For some hikers this driveway that may take the “nature” out of the nature hike for a short section of the trail system; however, it really provides a solid logical tread up to the clearing without the loss of labor or material, it offers an example of how nature acts on man made structures, it gives us an example of some of the thoughts that go into the reclamation of lands, it reminds us why we are allowed on this property in the first place, and it even provides those with bad wheels a route up so they can enjoy one of the best views in the southern Adirondacks. These thoughts are what make me view and think of this drive in a much more positive way.

If you are still turned off to walking on the driveway, you can go straight at the lower orange trail intersection and just head down from the gazebo using the same path and not do the orange trail loop…but do the loop, the walk along the slope is worth it. I have seen a lot of wildlife there.

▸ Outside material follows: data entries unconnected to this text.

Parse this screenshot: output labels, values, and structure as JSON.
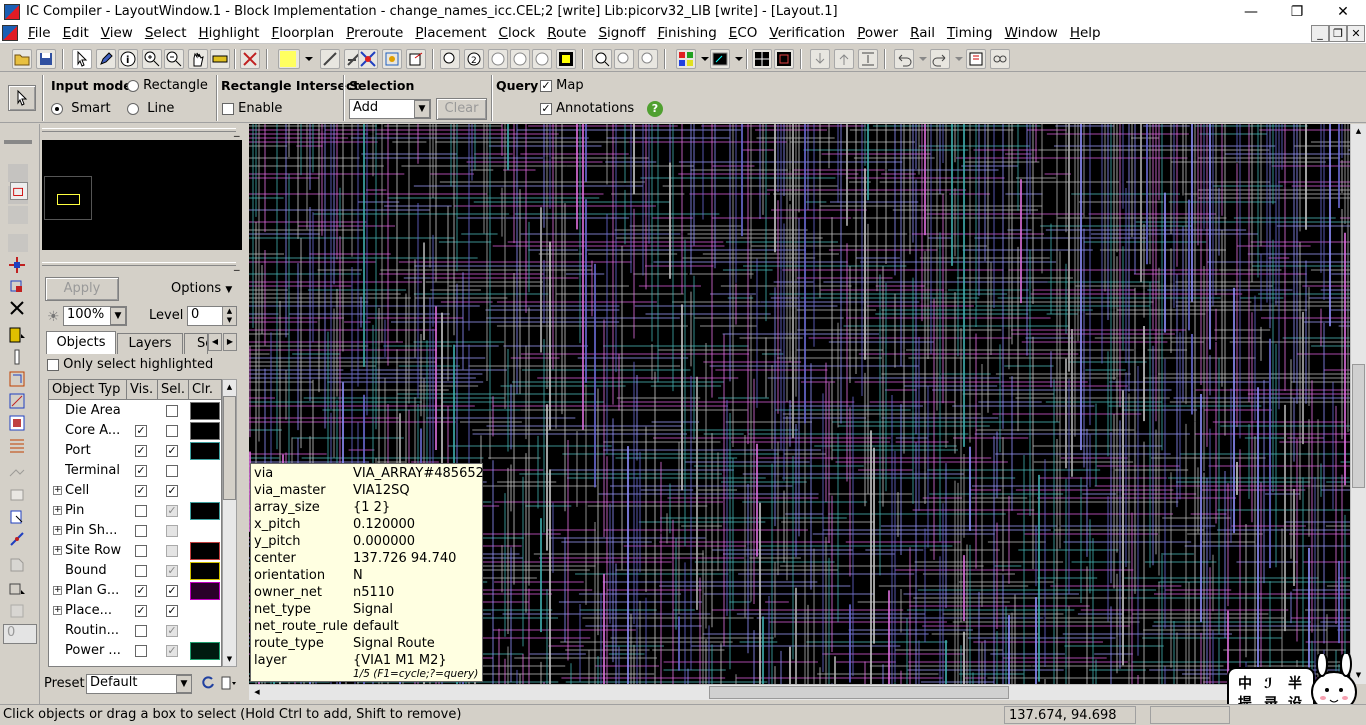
{
  "window": {
    "title": "IC Compiler - LayoutWindow.1 - Block Implementation - change_names_icc.CEL;2 [write]    Lib:picorv32_LIB [write] - [Layout.1]",
    "min": "—",
    "max": "❐",
    "close": "✕"
  },
  "menu": [
    "File",
    "Edit",
    "View",
    "Select",
    "Highlight",
    "Floorplan",
    "Preroute",
    "Placement",
    "Clock",
    "Route",
    "Signoff",
    "Finishing",
    "ECO",
    "Verification",
    "Power",
    "Rail",
    "Timing",
    "Window",
    "Help"
  ],
  "mdi_controls": [
    "_",
    "❐",
    "✕"
  ],
  "modebar": {
    "input_mode_label": "Input mode",
    "rectangle": "Rectangle",
    "smart": "Smart",
    "line": "Line",
    "rect_intersect_label": "Rectangle Intersect",
    "enable": "Enable",
    "selection_label": "Selection",
    "selection_value": "Add",
    "clear": "Clear",
    "query_label": "Query",
    "map": "Map",
    "annotations": "Annotations"
  },
  "panel": {
    "apply": "Apply",
    "options": "Options",
    "zoom": "100%",
    "level_label": "Level",
    "level_value": "0",
    "tabs": [
      "Objects",
      "Layers",
      "Se"
    ],
    "only_select_highlighted": "Only select highlighted",
    "columns": [
      "Object Typ",
      "Vis.",
      "Sel.",
      "Clr."
    ],
    "rows": [
      {
        "name": "Die Area",
        "expand": false,
        "vis": null,
        "sel": false,
        "sel_dis": false,
        "clr": "#000000",
        "clr_border": "#777777"
      },
      {
        "name": "Core A...",
        "expand": false,
        "vis": true,
        "sel": false,
        "sel_dis": false,
        "clr": "#000000",
        "clr_border": "#777777"
      },
      {
        "name": "Port",
        "expand": false,
        "vis": true,
        "sel": true,
        "sel_dis": false,
        "clr": "#000000",
        "clr_border": "#3fa0a0"
      },
      {
        "name": "Terminal",
        "expand": false,
        "vis": true,
        "sel": false,
        "sel_dis": false,
        "clr": null
      },
      {
        "name": "Cell",
        "expand": true,
        "vis": true,
        "sel": true,
        "sel_dis": false,
        "clr": null
      },
      {
        "name": "Pin",
        "expand": true,
        "vis": false,
        "sel": true,
        "sel_dis": true,
        "clr": "#000000",
        "clr_border": "#3fa0a0"
      },
      {
        "name": "Pin Sh...",
        "expand": true,
        "vis": false,
        "sel": false,
        "sel_dis": true,
        "clr": null
      },
      {
        "name": "Site Row",
        "expand": true,
        "vis": false,
        "sel": false,
        "sel_dis": true,
        "clr": "#000000",
        "clr_border": "#c04040"
      },
      {
        "name": "Bound",
        "expand": false,
        "vis": false,
        "sel": true,
        "sel_dis": true,
        "clr": "#000000",
        "clr_border": "#d0c000"
      },
      {
        "name": "Plan G...",
        "expand": true,
        "vis": true,
        "sel": true,
        "sel_dis": false,
        "clr": "#2a002a",
        "clr_border": "#c000c0"
      },
      {
        "name": "Place...",
        "expand": true,
        "vis": true,
        "sel": true,
        "sel_dis": false,
        "clr": null
      },
      {
        "name": "Routin...",
        "expand": false,
        "vis": false,
        "sel": true,
        "sel_dis": true,
        "clr": null
      },
      {
        "name": "Power ...",
        "expand": false,
        "vis": false,
        "sel": true,
        "sel_dis": true,
        "clr": "#001a10",
        "clr_border": "#20a070"
      }
    ],
    "preset_label": "Preset",
    "preset_value": "Default"
  },
  "tooltip": {
    "rows": [
      {
        "k": "via",
        "v": "VIA_ARRAY#485652"
      },
      {
        "k": "via_master",
        "v": "VIA12SQ"
      },
      {
        "k": "array_size",
        "v": "{1  2}"
      },
      {
        "k": "x_pitch",
        "v": "0.120000"
      },
      {
        "k": "y_pitch",
        "v": "0.000000"
      },
      {
        "k": "center",
        "v": "137.726  94.740"
      },
      {
        "k": "orientation",
        "v": "N"
      },
      {
        "k": "owner_net",
        "v": "n5110"
      },
      {
        "k": "net_type",
        "v": "Signal"
      },
      {
        "k": "net_route_rule",
        "v": "default"
      },
      {
        "k": "route_type",
        "v": "Signal  Route"
      },
      {
        "k": "layer",
        "v": "{VIA1  M1  M2}"
      }
    ],
    "footer": "1/5 (F1=cycle;?=query)"
  },
  "status": {
    "message": "Click objects or drag a box to select (Hold Ctrl to add, Shift to remove)",
    "coords": "137.674, 94.698"
  },
  "watermark_text": "中 半 提 录 设",
  "colors": {
    "canvas_bg": "#000000",
    "metal_v": [
      "#6b6bd6",
      "#c8c8c8",
      "#e070e0",
      "#40b0b0",
      "#9090ff",
      "#b0b0b0"
    ],
    "metal_h": [
      "#c0c0c0",
      "#e060e0",
      "#50c0c0",
      "#a0a0ff"
    ],
    "tooltip_bg": "#ffffe1"
  }
}
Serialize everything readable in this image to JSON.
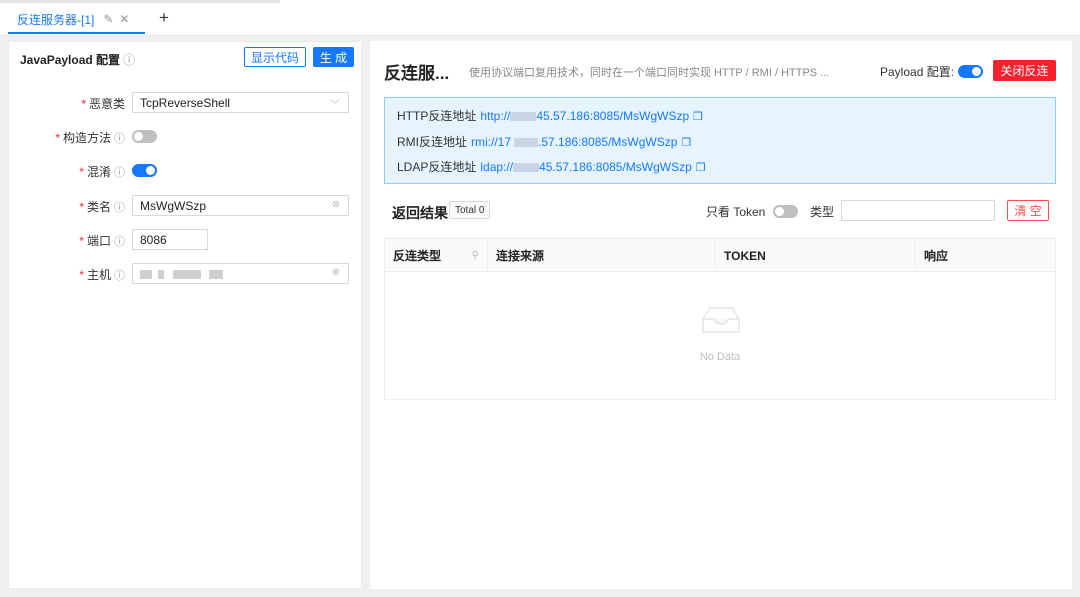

Sunday, April 6, 2008

Early Spring

What a difference a week makes. Finally signs of spring. Last week the trails where either icy or covered with 12 inches of snow. Today, most of the snow is gone, the birds are singing and I saw 4 deer at the first orange trail intersection. Wonderful day to hike!!

This is a shot from the gazebo clearing at Pilot Knob Ridge. Look at the lake ice in the far center, see the space in the ice? The ice is beginning to break up.

This is very recent wood pecker activity found on the Blue trail.

Here is a view looking south away from the gazebo at the post that marks the beginning of the blue trail. The blue trail heads east (left in photo) from the post into the woods.

Last week the falls was encased in ice, now it is freely flowing and beautiful!

This is an impromptu fire pit at the gazebo clearing is the only bad thing that I found today. The trails are relatively clean of trash :-) Having a fire at the Pilot Knob Ridge Preserve is not allowed by the Lake George Land Conservancy. The carbonized wood that you see from the remains of this fire will have to be raked up and scatted to hide the evidence that this fire existed. If I don't, this pile of carbonized wood will be around for a long time. Please remember that when you hike in any woods that you do not want to leave any evidence that you have been there. Even a seemly harmless fire in the winter scars the earth and will be visible for years.